I usually build websites that my clients can work with themselves, enabling them to add, edit and delete content without their needing to come back to me for all of this sort of micro-management. Some of my clients like this facility and some don’t, preferring instead to have me work with their site’s content. Typically, I allow clients access to a sub-set of a site’s below-decks workings so that (a) they can’t break the site and (b) whatever they add automatically gets an agreed visual style applied to it without them needing to worry about that aspect of things.

Some of my clients enjoy this hands-on role and I encourage it with appropriate hand-holding. Others freely admit that they don’t enjoy it and some eventually come to accept that their edits are positively bad for their site’s search-engine rankings and so they hand it all back to me. Others detest computers and/or software. Everyone is different.

This approach helps smooth the editing process for some of my clients. It enables them to forget the whereabouts of that printed document that I originally provided for them when the site launched.

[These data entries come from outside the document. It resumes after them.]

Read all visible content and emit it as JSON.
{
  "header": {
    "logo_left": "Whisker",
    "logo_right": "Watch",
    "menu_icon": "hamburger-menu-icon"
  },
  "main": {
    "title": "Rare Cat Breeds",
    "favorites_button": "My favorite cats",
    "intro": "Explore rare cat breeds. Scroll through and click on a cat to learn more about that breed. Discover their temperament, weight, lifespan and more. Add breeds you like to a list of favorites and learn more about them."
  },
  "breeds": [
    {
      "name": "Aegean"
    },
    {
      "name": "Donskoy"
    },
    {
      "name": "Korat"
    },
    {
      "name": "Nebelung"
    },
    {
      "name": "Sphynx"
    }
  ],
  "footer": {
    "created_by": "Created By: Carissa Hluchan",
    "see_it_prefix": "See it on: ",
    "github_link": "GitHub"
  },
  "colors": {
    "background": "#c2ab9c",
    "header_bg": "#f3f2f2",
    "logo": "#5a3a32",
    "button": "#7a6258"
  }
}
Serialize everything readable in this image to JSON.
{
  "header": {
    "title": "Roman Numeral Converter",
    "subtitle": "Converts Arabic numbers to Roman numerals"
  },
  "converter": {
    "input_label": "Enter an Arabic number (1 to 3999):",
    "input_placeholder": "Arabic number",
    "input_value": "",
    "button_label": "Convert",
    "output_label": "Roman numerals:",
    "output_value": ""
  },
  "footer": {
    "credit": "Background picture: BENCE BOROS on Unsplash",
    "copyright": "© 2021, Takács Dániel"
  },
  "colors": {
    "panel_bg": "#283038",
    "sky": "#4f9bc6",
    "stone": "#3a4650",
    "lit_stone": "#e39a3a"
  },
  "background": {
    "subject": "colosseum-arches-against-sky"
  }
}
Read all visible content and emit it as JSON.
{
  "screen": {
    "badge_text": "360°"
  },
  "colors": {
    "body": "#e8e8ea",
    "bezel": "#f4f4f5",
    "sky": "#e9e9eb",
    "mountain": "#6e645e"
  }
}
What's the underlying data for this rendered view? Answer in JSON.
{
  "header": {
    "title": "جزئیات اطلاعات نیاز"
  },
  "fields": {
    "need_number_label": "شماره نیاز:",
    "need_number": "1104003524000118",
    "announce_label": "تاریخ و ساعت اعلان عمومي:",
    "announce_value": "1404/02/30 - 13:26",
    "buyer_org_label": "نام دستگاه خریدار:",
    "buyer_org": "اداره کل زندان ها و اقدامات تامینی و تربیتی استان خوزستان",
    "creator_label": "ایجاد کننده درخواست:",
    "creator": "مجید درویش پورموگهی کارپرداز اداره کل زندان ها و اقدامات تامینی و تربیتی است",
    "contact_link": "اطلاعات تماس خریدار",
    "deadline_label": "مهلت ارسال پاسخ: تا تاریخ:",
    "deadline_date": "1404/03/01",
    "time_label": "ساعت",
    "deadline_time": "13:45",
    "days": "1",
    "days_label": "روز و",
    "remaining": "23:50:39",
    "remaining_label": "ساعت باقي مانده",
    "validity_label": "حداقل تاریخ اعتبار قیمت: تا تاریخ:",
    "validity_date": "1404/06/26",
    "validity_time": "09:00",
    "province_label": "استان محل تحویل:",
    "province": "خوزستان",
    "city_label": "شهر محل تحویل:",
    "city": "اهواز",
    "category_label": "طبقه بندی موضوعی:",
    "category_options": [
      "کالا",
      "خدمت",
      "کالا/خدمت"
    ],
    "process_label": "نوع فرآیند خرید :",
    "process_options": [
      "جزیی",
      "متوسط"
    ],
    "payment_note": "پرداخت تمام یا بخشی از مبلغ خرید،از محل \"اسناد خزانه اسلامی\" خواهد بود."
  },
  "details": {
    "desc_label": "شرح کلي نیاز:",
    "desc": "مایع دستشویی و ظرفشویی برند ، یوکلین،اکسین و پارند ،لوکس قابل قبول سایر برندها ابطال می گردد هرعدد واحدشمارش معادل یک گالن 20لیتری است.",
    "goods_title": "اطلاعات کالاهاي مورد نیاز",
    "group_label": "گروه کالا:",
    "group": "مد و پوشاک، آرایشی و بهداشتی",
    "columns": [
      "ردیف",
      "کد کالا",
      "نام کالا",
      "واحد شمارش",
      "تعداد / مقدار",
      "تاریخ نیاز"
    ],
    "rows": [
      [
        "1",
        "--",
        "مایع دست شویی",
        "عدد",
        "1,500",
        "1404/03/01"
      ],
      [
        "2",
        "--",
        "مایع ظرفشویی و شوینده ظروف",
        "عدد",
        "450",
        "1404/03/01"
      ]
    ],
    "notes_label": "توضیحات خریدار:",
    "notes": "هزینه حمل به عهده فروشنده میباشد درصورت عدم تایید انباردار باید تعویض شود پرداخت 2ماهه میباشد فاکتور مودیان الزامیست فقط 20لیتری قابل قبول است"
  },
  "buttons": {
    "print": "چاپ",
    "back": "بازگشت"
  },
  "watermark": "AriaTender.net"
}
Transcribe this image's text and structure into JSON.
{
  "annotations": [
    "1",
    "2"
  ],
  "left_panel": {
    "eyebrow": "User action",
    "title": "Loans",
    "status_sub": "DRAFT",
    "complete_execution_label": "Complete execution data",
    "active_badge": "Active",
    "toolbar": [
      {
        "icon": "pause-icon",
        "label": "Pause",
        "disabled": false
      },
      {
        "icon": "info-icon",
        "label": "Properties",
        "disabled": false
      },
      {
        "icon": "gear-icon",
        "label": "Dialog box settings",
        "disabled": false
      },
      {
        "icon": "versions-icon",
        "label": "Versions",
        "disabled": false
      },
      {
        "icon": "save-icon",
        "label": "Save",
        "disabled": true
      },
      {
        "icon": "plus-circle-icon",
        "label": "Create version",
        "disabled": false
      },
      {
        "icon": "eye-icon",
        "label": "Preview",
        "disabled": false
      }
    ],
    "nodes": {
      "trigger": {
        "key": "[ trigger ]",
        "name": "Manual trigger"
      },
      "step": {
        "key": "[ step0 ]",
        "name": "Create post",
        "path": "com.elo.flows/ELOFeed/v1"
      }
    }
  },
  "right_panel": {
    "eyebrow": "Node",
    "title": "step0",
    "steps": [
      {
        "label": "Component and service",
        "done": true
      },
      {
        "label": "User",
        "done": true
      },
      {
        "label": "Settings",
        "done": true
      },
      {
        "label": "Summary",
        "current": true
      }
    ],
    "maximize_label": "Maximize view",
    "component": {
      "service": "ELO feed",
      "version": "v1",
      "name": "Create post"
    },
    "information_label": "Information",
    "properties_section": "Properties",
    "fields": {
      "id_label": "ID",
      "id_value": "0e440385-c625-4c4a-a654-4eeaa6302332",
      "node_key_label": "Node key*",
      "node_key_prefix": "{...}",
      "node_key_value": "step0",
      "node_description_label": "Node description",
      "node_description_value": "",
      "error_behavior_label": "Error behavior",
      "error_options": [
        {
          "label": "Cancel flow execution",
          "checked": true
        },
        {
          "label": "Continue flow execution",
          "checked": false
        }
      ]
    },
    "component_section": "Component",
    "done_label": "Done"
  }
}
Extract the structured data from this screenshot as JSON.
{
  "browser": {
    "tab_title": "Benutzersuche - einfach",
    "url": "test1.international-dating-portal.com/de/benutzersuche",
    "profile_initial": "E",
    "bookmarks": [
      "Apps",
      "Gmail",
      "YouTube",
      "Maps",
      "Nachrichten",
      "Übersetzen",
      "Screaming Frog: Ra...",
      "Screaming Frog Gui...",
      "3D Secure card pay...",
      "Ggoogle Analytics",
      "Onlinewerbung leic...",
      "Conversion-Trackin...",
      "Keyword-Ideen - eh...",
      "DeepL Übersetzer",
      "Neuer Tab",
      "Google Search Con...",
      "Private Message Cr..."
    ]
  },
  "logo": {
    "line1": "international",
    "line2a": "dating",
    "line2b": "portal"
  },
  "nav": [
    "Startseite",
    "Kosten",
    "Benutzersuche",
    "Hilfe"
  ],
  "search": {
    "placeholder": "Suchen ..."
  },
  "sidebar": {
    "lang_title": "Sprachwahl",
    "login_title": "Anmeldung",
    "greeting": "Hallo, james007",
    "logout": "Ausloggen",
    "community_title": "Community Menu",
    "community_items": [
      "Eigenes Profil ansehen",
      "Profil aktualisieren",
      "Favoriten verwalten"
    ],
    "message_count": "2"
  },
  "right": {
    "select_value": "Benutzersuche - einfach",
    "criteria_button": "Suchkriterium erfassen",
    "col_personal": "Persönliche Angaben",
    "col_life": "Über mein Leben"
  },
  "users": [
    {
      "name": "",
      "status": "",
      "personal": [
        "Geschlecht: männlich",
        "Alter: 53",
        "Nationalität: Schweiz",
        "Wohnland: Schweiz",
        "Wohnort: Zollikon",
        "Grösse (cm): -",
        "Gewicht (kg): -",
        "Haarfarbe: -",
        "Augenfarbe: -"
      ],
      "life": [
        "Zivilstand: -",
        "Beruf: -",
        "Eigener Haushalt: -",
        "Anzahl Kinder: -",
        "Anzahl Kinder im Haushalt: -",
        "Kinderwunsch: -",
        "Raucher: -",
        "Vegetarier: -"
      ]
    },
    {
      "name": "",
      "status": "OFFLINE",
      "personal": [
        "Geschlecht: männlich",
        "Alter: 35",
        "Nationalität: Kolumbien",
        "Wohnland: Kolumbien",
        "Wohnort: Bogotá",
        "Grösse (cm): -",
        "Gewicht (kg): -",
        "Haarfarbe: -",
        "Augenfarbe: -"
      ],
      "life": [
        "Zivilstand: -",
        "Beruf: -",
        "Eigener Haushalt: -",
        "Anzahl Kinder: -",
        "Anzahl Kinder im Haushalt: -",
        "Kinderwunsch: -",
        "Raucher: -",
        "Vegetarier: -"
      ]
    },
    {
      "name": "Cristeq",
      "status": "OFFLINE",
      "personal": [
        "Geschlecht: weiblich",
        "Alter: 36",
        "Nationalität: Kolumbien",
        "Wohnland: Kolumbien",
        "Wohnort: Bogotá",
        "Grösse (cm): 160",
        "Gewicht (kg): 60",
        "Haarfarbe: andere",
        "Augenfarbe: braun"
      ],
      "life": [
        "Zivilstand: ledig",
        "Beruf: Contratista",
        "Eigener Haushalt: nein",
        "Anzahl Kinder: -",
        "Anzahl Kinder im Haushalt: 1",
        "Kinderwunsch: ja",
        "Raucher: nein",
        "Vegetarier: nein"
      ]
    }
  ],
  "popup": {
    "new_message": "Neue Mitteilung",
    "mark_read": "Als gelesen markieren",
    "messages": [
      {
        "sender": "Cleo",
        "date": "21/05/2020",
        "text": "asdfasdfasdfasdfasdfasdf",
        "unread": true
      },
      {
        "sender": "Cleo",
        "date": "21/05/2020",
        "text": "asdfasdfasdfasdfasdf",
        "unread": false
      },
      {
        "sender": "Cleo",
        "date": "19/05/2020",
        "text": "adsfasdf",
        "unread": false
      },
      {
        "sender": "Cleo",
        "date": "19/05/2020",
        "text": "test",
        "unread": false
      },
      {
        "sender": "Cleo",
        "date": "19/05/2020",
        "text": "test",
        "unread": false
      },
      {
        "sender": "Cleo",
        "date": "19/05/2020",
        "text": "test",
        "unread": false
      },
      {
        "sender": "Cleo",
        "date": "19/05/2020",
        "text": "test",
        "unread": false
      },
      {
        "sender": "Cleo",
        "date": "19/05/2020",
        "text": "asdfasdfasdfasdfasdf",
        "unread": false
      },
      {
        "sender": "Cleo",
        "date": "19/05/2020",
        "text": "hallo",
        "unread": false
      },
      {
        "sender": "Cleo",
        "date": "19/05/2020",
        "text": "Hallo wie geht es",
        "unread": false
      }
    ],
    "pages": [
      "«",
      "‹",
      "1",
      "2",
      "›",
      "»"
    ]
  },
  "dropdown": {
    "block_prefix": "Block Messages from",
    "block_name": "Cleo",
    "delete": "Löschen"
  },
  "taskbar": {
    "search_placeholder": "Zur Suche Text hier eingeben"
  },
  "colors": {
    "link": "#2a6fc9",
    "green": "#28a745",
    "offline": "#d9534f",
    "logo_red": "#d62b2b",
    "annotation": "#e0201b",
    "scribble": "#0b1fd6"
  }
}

In addition, when a new project launches I provide a detailed document containing the following:

  • Details of any associated hosting, domain name, Google Webmaster, Google Analytics and Bing accounts, with relevant login details.
  • Detailed notes about how to work with the site’s content, particularly navigating around below-decks and taking backups of today’s content and configuration.

Embedded help

Drupal and Backdrop are both very good at providing a certain amount of hand-holding within the editing interface. There is a lot of this built-in to the interface which becomes visible when you log in and start working with site content. There is standard help text that explains some of the nitty-gritty, for example, about text formats, about image sizes and about URL aliases. This is all good stuff, if at times it’s a little too technical for some users. Here’s a shot of Drupal’s standard embedded help text as it relates to text formats. Backdrop has the same sort of thing.

Standard embedded help text

Embedded customised help

Taking this to the next level is where the fun starts because you can customise some of this help text, personalising it for the project and/or the client. Both Drupal and Backdrop allow custom help text to be displayed alongside specific pieces of content (individual fields of designated content types). Here’s an example of some help text being associated with a checkbox that the client will encounter each time they add new content of a specific type:

Customised embedded help text

Applying visual styling to this customised embedded help text

Because this custom help text is project-specific and client-specific it makes sense to then style this text visually so that it stands out from the rest of the editing interface. A sprinkling of CSS in the site’s custom CSS file does the trick:

#node-gallery-gallery-node-form .description {
	margin: 0px 25px 0px 20px;
	padding-left: 5px;
	border-left: 5px solid #99CC66;
	font-size: 1.15em;

The client will then be alerted to something designed just for her. Here’s the above help text in situ:

Customised embedded help text with visual styling

Help at the point of need

This approach helps smooth the editing process for some of my clients. It enables them to forget the whereabouts of that printed document that I originally provided for them when the site launched. It provides a snippet of valuable, very specific guidance right at the point of need. It makes clearer something that might otherwise have been ambiguous. If it happens that the client doesn’t want to deal with their site’s content and has passed it all back to me, then these cues are just as useful to me when I come to do the edits. After all, every project I work on is different and remembering what these differences are requires notes.

This is extreme hand-holding. It’s as close to having an on-line assistant as I can make it. It distinguishes a personalised project from a generically templated project.

Of course, all these prompts, cues and guidelines disappear from view when the client has finished working and logs herself out. They are bits of the underlying mechanism that contribute to websites being like icebergs: there is always more under the surface than meets the eye.